[Extracted data entries]
——

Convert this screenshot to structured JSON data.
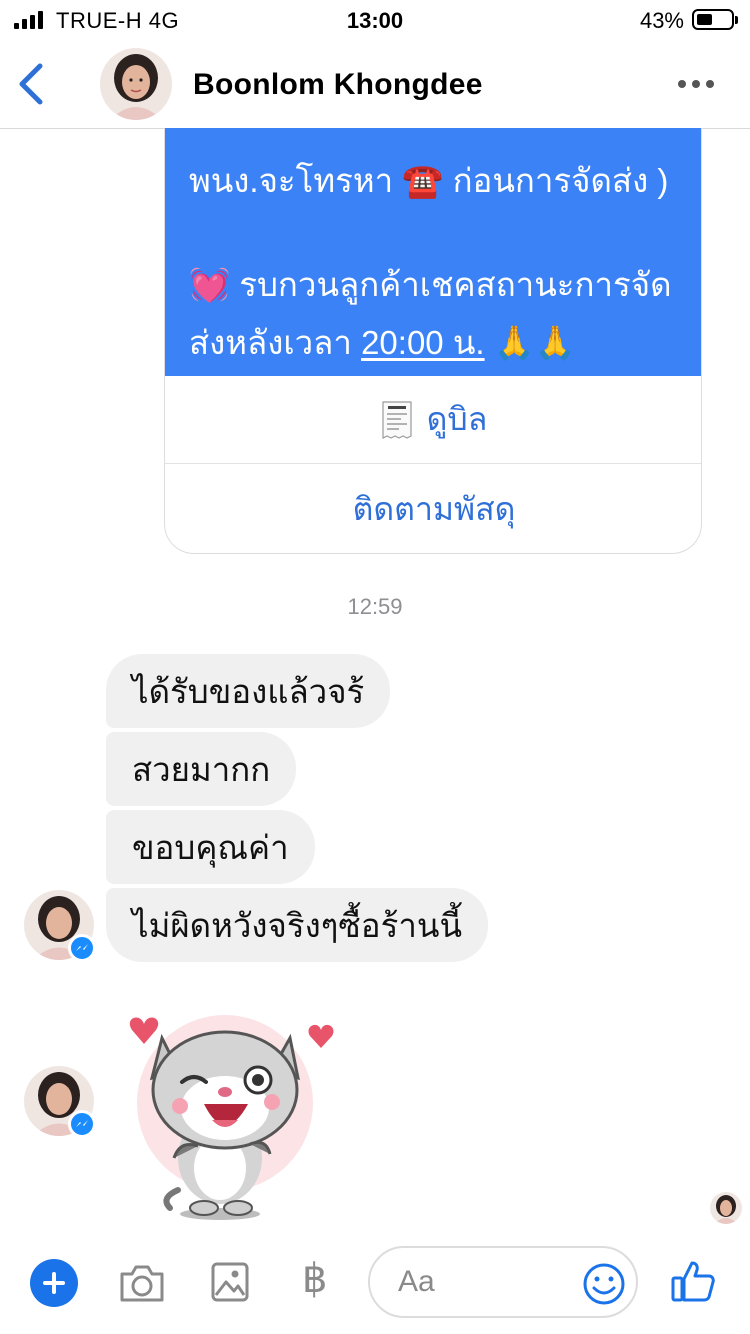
{
  "status_bar": {
    "carrier": "TRUE-H  4G",
    "time": "13:00",
    "battery_percent": "43%",
    "battery_level": 0.43
  },
  "header": {
    "contact_name": "Boonlom Khongdee"
  },
  "card": {
    "line1": "พนง.จะโทรหา ☎️ ก่อนการจัดส่ง )",
    "line2": "💓 รบกวนลูกค้าเชคสถานะการจัด",
    "line3_prefix": "ส่งหลังเวลา ",
    "line3_time": "20:00 น.",
    "line3_suffix": " 🙏🙏",
    "view_bill_label": "ดูบิล",
    "track_parcel_label": "ติดตามพัสดุ"
  },
  "conversation": {
    "timestamp": "12:59",
    "messages": [
      "ได้รับของแล้วจร้",
      "สวยมากก",
      "ขอบคุณค่า",
      "ไม่ผิดหวังจริงๆซื้อร้านนี้"
    ]
  },
  "composer": {
    "placeholder": "Aa",
    "currency_symbol": "฿"
  },
  "colors": {
    "accent": "#1a73e8",
    "card_blue": "#3b82f6",
    "bubble_gray": "#f0f0f0"
  },
  "icons": [
    "back-icon",
    "more-icon",
    "receipt-icon",
    "plus-icon",
    "camera-icon",
    "gallery-icon",
    "baht-icon",
    "emoji-icon",
    "like-icon",
    "messenger-icon"
  ]
}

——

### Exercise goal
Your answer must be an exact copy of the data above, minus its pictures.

### Solution for this task
Convert this screenshot to structured JSON data.
{
  "status_bar": {
    "carrier": "TRUE-H  4G",
    "time": "13:00",
    "battery_percent": "43%",
    "battery_level": 0.43
  },
  "header": {
    "contact_name": "Boonlom Khongdee"
  },
  "card": {
    "line1": "พนง.จะโทรหา ☎️ ก่อนการจัดส่ง )",
    "line2": "💓 รบกวนลูกค้าเชคสถานะการจัด",
    "line3_prefix": "ส่งหลังเวลา ",
    "line3_time": "20:00 น.",
    "line3_suffix": " 🙏🙏",
    "view_bill_label": "ดูบิล",
    "track_parcel_label": "ติดตามพัสดุ"
  },
  "conversation": {
    "timestamp": "12:59",
    "messages": [
      "ได้รับของแล้วจร้",
      "สวยมากก",
      "ขอบคุณค่า",
      "ไม่ผิดหวังจริงๆซื้อร้านนี้"
    ]
  },
  "composer": {
    "placeholder": "Aa",
    "currency_symbol": "฿"
  },
  "colors": {
    "accent": "#1a73e8",
    "card_blue": "#3b82f6",
    "bubble_gray": "#f0f0f0"
  },
  "icons": [
    "back-icon",
    "more-icon",
    "receipt-icon",
    "plus-icon",
    "camera-icon",
    "gallery-icon",
    "baht-icon",
    "emoji-icon",
    "like-icon",
    "messenger-icon"
  ]
}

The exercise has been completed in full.